Water Storage

We are dependent on catching and storing rainwater on the island. Until recently we were reliant on storing all our water in the original concrete tanks, which have cracks and leaks. Thanks to the Speights Fund in 2018 we were able to purchase a new 3,500 litre tank, pipes and fittings, to replace the aging concrete tanks,  and fit in with our new water filter system (funded through a DCC Services Grant in 2017).

This complements the 30,000 litre tank, funded by the Sargood Bequest in 2010, which was transported to the Island by helicopter, thanks to a grant from the Bendigo Valley Sport & Charitable Foundation. Thanks also to our volunteers, who carried over all the gravel and built the pad.

Lodge and Cottage Maintenance

A lot of work has taken place to improve the Lodge over the years, but as funds and energy allow, we continue to work on this. In 2017- 2018 volunteer electricians Roman Solomatenko and Graham Innes donated more than 100 hours to replace and upgrade most of the electrical system in the Lodge. Thanks to a DCC Services Grant for covering materials.

Thanks also to this fund for enabling us to purchase a UV water filter so we can treat the drinking water.

In December 2016, a Panasonic heatpump was installed in the Dining Room, thanks to a generous $3000 grant from Foodstuffs/Gardens New World, and a $600 discount from Panasonic.

In February 2013 the Community Council installed underfloor insulation in the Keeper’s Cottage, repaired the rotting southern wall of the cottage, and replaced a rotten window.  A big thank you to Kristen Bracey and Chris Brown and Peter Matheson for generous donations.

Survey of the Island and Cemetery

In August 2016, Dr Pascal Sirguey and Craig McDonnell from the University of Otago School of Surveying conducted a survey of the Island using a combination of photos captured by a Remotely Piloted Aircraft System (RPAS, a.k.a., drone or UAV) and ground survey. 
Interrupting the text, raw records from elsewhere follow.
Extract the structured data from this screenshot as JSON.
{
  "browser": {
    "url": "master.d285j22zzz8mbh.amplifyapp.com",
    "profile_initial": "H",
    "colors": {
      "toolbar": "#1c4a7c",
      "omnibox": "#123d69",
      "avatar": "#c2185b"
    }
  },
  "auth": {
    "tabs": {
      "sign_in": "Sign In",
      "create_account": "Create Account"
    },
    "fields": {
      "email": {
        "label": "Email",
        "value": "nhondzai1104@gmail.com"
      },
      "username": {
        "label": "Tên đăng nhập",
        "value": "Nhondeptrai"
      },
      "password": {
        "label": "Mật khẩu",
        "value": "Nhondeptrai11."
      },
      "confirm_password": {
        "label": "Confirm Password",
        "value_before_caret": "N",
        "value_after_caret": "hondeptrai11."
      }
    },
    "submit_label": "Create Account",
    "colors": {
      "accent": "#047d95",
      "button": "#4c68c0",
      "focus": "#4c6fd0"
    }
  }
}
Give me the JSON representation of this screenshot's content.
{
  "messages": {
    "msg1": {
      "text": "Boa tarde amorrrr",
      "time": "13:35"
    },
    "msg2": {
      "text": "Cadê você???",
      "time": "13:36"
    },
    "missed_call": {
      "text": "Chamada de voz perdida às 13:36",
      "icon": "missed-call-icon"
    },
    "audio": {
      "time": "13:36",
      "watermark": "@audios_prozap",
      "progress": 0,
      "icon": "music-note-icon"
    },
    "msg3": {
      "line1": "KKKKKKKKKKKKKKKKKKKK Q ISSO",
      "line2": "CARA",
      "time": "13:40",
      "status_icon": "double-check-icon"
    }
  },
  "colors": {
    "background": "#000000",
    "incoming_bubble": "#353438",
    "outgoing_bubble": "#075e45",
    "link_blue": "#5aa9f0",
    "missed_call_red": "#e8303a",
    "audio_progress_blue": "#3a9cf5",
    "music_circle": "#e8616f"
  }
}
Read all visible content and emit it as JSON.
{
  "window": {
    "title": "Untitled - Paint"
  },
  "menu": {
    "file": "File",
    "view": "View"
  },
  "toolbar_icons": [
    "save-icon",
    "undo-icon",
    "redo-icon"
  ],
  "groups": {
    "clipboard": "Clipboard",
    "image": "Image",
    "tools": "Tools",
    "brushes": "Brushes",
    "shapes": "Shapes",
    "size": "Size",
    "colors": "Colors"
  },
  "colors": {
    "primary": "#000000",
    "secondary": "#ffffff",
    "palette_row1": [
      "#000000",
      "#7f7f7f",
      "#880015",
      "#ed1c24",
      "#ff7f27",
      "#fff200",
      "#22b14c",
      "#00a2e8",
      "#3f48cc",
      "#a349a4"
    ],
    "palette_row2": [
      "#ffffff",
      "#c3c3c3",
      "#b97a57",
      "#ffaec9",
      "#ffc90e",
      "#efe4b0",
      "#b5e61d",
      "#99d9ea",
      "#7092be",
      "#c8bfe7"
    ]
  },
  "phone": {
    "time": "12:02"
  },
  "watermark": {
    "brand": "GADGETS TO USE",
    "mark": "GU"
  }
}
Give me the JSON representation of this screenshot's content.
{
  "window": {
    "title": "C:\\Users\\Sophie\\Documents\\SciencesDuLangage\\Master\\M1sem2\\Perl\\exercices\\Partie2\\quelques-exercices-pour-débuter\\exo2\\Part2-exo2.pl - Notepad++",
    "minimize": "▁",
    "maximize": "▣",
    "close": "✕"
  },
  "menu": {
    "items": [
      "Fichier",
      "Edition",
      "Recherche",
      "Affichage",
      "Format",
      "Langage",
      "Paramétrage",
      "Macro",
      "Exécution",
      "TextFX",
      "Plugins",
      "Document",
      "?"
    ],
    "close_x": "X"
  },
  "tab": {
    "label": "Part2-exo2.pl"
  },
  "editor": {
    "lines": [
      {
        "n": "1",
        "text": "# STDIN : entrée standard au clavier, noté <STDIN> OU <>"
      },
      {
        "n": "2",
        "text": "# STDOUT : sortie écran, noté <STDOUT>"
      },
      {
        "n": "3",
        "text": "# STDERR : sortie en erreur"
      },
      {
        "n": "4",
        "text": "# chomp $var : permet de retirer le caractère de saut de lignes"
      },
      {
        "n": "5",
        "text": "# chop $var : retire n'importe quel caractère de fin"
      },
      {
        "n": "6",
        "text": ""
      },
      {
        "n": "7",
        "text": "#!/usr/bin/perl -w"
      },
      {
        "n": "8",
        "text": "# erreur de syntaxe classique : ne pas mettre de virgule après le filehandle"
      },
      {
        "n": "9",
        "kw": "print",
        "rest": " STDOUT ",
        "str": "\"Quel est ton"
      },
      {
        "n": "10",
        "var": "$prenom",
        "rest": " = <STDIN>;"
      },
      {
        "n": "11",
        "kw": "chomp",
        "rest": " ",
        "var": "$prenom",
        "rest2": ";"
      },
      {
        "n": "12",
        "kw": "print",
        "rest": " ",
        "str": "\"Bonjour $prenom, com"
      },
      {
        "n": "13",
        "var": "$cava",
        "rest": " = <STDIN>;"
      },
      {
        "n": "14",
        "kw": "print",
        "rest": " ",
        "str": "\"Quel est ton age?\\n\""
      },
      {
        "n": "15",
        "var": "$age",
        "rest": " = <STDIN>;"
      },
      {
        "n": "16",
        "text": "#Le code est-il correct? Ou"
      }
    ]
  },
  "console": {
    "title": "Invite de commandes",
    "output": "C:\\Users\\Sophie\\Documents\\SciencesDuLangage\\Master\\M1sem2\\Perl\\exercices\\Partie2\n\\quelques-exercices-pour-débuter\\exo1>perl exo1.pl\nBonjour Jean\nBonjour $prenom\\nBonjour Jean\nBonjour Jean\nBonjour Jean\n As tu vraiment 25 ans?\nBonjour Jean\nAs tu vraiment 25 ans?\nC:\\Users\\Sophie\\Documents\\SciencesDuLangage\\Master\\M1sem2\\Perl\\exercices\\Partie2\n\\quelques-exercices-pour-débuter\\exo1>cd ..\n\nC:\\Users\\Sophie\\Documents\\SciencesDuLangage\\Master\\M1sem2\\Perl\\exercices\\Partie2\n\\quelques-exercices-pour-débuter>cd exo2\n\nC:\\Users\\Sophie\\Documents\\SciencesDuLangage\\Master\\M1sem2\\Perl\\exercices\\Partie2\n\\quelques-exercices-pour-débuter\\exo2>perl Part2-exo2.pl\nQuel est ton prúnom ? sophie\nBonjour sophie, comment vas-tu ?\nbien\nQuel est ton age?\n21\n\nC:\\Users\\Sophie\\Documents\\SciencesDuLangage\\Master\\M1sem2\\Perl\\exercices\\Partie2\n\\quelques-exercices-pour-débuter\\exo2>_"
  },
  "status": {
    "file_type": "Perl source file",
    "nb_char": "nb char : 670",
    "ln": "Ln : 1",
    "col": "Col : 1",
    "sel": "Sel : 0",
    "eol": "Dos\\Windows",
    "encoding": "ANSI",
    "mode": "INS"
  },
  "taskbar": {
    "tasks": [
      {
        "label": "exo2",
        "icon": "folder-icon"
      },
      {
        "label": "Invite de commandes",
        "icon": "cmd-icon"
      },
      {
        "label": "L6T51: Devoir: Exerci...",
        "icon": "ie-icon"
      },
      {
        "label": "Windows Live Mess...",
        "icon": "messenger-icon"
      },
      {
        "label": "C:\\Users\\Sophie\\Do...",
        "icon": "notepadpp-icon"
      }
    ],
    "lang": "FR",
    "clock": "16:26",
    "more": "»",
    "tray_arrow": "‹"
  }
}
This gives us up to date topographical data and aerial imagery of the island at unprecedented resolution and will add to the understanding of the ecology and heritage features on the Island. A further ground survey of the cemetery took place in early 2017 and we are eagerly awaiting the results.